Earthenware products still popular in Avanos
NEVŞEHİR - Anatolia News Agency
Avanos town is regarded as the handicraft center of the Cappadocia region. Clay kitchenware has been produced in the town for thousands of years, and the goal of its modern-day artisans, including Gökhan Özgül (below) is to keep this tradition alive by creating new ideas. Earthenware Turkish coffee pots is one these ideas. Hürriyet photoA very old tradition of producing household goods, especially kitchenware, using the clay unique to the region, is still maintained by local potters in Avanos, located in one of Turkey’s most popular tourist destinations, the Cappadocia region.
The town, which is regarded as the handicraft center of the region, draws tourists thanks to local potters, who create new items every day. One of these potters, Gökhan Özgül has recently begun producing earthenware Turkish coffee pots, claiming that they make healthier and tastier Turkish coffee, an important tradition in the country. The coffee pots have drawn great interest from tourists, Özgül says.
Özgül produces his earthenware coffee pots in his own factory, and has been producing pottery for 21 years. He says earthenware cooking vessels have drawn greater interest in recent years because they are healthier to use than metal ones. “That is why I began producing earthenware Turkish coffee pots,” he said.
Clay kitchenware has been produced in Avanos for thousands of years, and the goal of its modern-day artisans is to keep this tradition alive by creating new ideas.
“We may be the last representatives of this handicraft in Avanos. We want this tradition to survive, and this is why we have to renew our craft by producing new and different products. My recent observations have led me to produce this earthenware coffee pot and it is quite popular,” he said.
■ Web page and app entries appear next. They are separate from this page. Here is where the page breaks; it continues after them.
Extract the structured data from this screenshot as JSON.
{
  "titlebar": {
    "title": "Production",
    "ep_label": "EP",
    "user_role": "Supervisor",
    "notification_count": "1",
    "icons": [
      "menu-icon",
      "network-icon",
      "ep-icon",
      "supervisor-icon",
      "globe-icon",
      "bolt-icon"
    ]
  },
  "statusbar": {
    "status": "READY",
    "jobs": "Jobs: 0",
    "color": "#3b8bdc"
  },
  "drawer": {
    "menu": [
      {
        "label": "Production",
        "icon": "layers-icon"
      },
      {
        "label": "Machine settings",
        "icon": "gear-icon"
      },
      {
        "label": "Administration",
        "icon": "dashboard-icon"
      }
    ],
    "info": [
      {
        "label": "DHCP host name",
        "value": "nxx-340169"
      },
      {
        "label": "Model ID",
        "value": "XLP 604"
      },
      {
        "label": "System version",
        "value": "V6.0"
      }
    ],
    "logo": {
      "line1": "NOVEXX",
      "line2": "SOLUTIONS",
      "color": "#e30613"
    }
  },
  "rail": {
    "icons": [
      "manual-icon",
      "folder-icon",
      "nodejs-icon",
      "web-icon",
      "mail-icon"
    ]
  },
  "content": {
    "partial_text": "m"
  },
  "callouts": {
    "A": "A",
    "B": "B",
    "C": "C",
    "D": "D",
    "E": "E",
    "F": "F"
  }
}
Besides coffee pots, Avanos’ potters also produce and sell earthenware demijohns, water bottles, yogurt dishes, cheese plates and other items, Özgül said.
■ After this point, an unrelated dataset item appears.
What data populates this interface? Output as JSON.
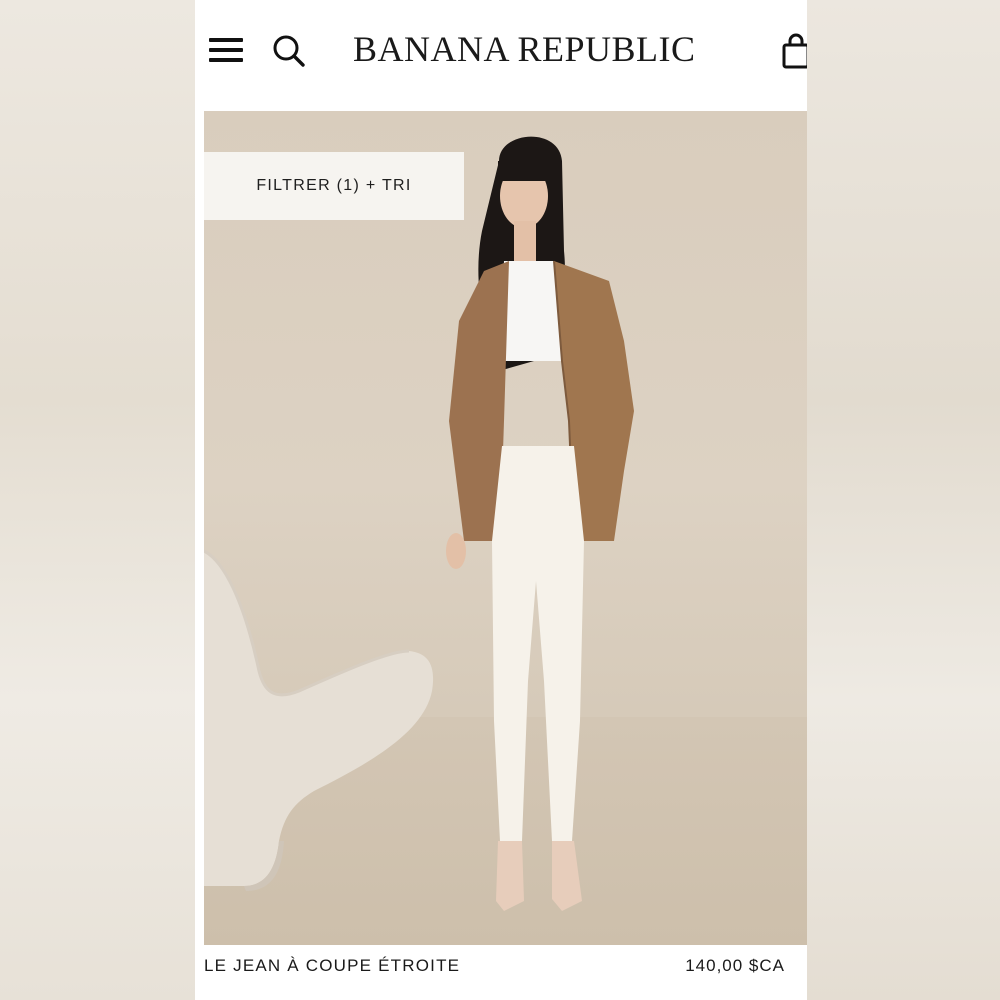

Red soil of the region
Avanos overlooks Turkey’s longest river, the Kızılırmak (Red River). The red soil of the region provides local potters with the raw material used to produce the pottery and bricks for which Avanos is famous. The soft and oily clay soil gathered from the mountains around Avanos and old beds of the Kızılırmak is sifted and turned into mud. Pottery is made by shaping the mud with some skill on a foot-powered wheel. The pottery is first dried in the sun and then in shade, and afterward is fired in kilns that heated with straw and woodchip fires to between 800 and 1,200 degrees.